The **Sliding Window** technique is usually used to find the **shortest** or **longest** **qualified** subarray. For example, find the shortest subarray whose sum is no less than K.

### A Naive Idea

The problem is straightforward if, for every right index, we could find the rightmost left index so that the window has `sum >= K`

. This can be done by another loop. The overall complexity will be `O(n^2)`

### Sliding Window

We could use the Sliding Window technique to improve the time complexity to `O(n)`

, if the problem has the following monotonic property:

- We keep a window
`(left, right]`

; - As the index
`right`

increases, in the optimal solution, the`left`

index won’t decrease.

Given the above property, it is not hard to see that the `left`

index and the `right`

index will only traverse the whole array once, which is of complexity `O(n)`

.

#### Shortest Subarray With Sum At Least K

If the window`(left, right]`

qualifies, as `right`

increases, `left`

won’t decrease, since `(x, right+1], x<left`

must be longer than `(left, right]`

. This property holds no matter numbers in the array are positive or negative.

#### Longest Subarray With At Most K 0s

If the window `(left, right]`

qualifies, as `right`

increases, `left`

won’t decrease, since `(left, right]`

is already the longest qualified subarray for all `(x, right]`

, introducing `right+1`

won’t decrease the number of 0s, so the index `left`

can’t move left.

Think in another way: if `(left, right]`

contains more than K 0s, `(x, y] x<left, y>right `

can’t be qualified.

#### Longest Substring With At Most K Unique Characters

If the window `(left, right]`

qualifies, as `right`

increases, `left`

won’t decrease, since `(left, right]`

is already the longest qualified subarray for all `(x, right]`

, introducing `right+1`

won’t decrease the number of distinct characters, so the index `left`

can’t move left.

#### Longest Substring With No Duplicate Characters

If the window `(left, right]`

qualifies, as `right`

increases, `left`

won’t decrease, since `(left, right]`

is already the longest qualified subarray for all `(x, right]`

, introducing `right+1`

won’t decrease the number of distinct characters, so the index `left`

can’t move left.

#### Longest Substring With At Least K Same Characters

This problem is tricky.
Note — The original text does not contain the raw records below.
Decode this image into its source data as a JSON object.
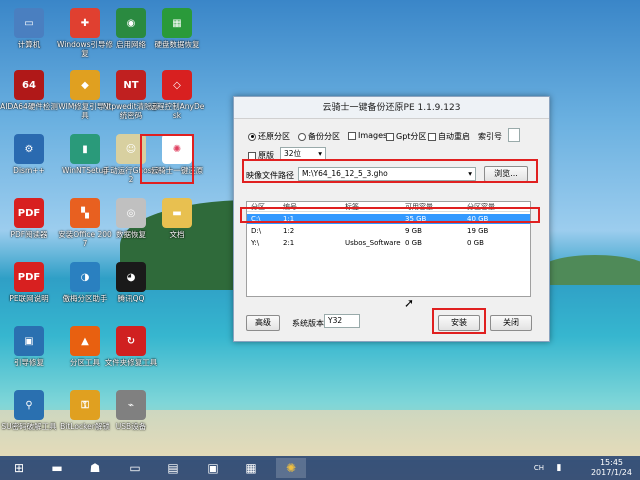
{
  "desktop": {
    "icons": [
      {
        "label": "计算机",
        "icon": "computer-icon",
        "color": "#4a7fc0",
        "glyph": "▭"
      },
      {
        "label": "Windows引导修复",
        "icon": "toolbox-icon",
        "color": "#e04030",
        "glyph": "✚"
      },
      {
        "label": "启用网络",
        "icon": "globe-icon",
        "color": "#2a8a40",
        "glyph": "◉"
      },
      {
        "label": "硬盘数据恢复",
        "icon": "disk-recovery-icon",
        "color": "#2a9a3a",
        "glyph": "▦"
      },
      {
        "label": "AIDA64硬件检测",
        "icon": "aida64-icon",
        "color": "#b01818",
        "glyph": "64"
      },
      {
        "label": "WIM修复引导工具",
        "icon": "wim-icon",
        "color": "#e0a020",
        "glyph": "◆"
      },
      {
        "label": "Ntpwedit清除系统密码",
        "icon": "ntpwedit-icon",
        "color": "#c02020",
        "glyph": "NT"
      },
      {
        "label": "远程控制AnyDesk",
        "icon": "anydesk-icon",
        "color": "#d82020",
        "glyph": "◇"
      },
      {
        "label": "Dism++",
        "icon": "gear-icon",
        "color": "#2a6ab0",
        "glyph": "⚙"
      },
      {
        "label": "WinNTSetup",
        "icon": "winntsetup-icon",
        "color": "#2a9a7a",
        "glyph": "▮"
      },
      {
        "label": "手动运行Ghost32",
        "icon": "ghost-icon",
        "color": "#d8d0a0",
        "glyph": "☺"
      },
      {
        "label": "云骑士一键还原",
        "icon": "yunqishi-icon",
        "color": "#ffffff",
        "glyph": "✺"
      },
      {
        "label": "PDF阅读器",
        "icon": "pdf-icon",
        "color": "#d82020",
        "glyph": "PDF"
      },
      {
        "label": "安装Office 2007",
        "icon": "office-icon",
        "color": "#e86020",
        "glyph": "▚"
      },
      {
        "label": "数据恢复",
        "icon": "data-recovery-icon",
        "color": "#c0c0c0",
        "glyph": "◎"
      },
      {
        "label": "文档",
        "icon": "folder-icon",
        "color": "#e8c050",
        "glyph": "▬"
      },
      {
        "label": "PE联网说明",
        "icon": "pdf-doc-icon",
        "color": "#d82020",
        "glyph": "PDF"
      },
      {
        "label": "傲梅分区助手",
        "icon": "partition-icon",
        "color": "#2a80c0",
        "glyph": "◑"
      },
      {
        "label": "腾讯QQ",
        "icon": "qq-icon",
        "color": "#1a1a1a",
        "glyph": "◕"
      },
      {
        "label": "引导修复",
        "icon": "boot-repair-icon",
        "color": "#2a70b0",
        "glyph": "▣"
      },
      {
        "label": "分区工具",
        "icon": "diskgenius-icon",
        "color": "#e86010",
        "glyph": "▲"
      },
      {
        "label": "文件夹修复工具",
        "icon": "repair-icon",
        "color": "#d02020",
        "glyph": "↻"
      },
      {
        "label": "SU密码破解工具",
        "icon": "password-icon",
        "color": "#2a70b0",
        "glyph": "⚲"
      },
      {
        "label": "BitLocker解锁",
        "icon": "bitlocker-icon",
        "color": "#e0a020",
        "glyph": "⚿"
      },
      {
        "label": "USB设备",
        "icon": "usb-icon",
        "color": "#808080",
        "glyph": "⌁"
      }
    ]
  },
  "window": {
    "title": "云骑士一键备份还原PE 1.1.9.123",
    "options": {
      "restore": "还原分区",
      "backup": "备份分区",
      "images": "Images",
      "gpt": "Gpt分区",
      "reboot": "自动重启",
      "index": "索引号",
      "original": "原版",
      "bits": "32位"
    },
    "image_path_label": "映像文件路径",
    "image_path": "M:\\Y64_16_12_5_3.gho",
    "browse": "浏览...",
    "table": {
      "headers": [
        "分区",
        "编号",
        "标签",
        "可用容量",
        "分区容量"
      ],
      "rows": [
        [
          "C:\\",
          "1:1",
          "",
          "35 GB",
          "40 GB"
        ],
        [
          "D:\\",
          "1:2",
          "",
          "9 GB",
          "19 GB"
        ],
        [
          "Y:\\",
          "2:1",
          "Usbos_Software",
          "0 GB",
          "0 GB"
        ]
      ]
    },
    "advanced": "高级",
    "sysver_label": "系统版本",
    "sysver": "Y32",
    "install": "安装",
    "close": "关闭"
  },
  "taskbar": {
    "time": "15:45",
    "date": "2017/1/24",
    "ime": "CH"
  }
}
At first glance, the monotonic property doesn’t hold: If the window `(left, right]`

qualifies, as `right`

increases, `left`

might decrease, since `right+1`

introduces a new char, which might make some unqualified windows `(x, right], x<left`

qualified.

However, if we introduce another constraint: find the longest substring with at least K same characters and L unique characters, the monotonic property holds:

If the window `(left, right]`

qualifies, as `right`

increases, `left`

won’t decrease, since `(left, right]`

is already the longest qualified subarray for all `(x, right]`

, introducing `right+1`

won’t decrease the number of distinct characters, so the index `left`

can’t move left.

And we traverse L from `1`

to `26`

.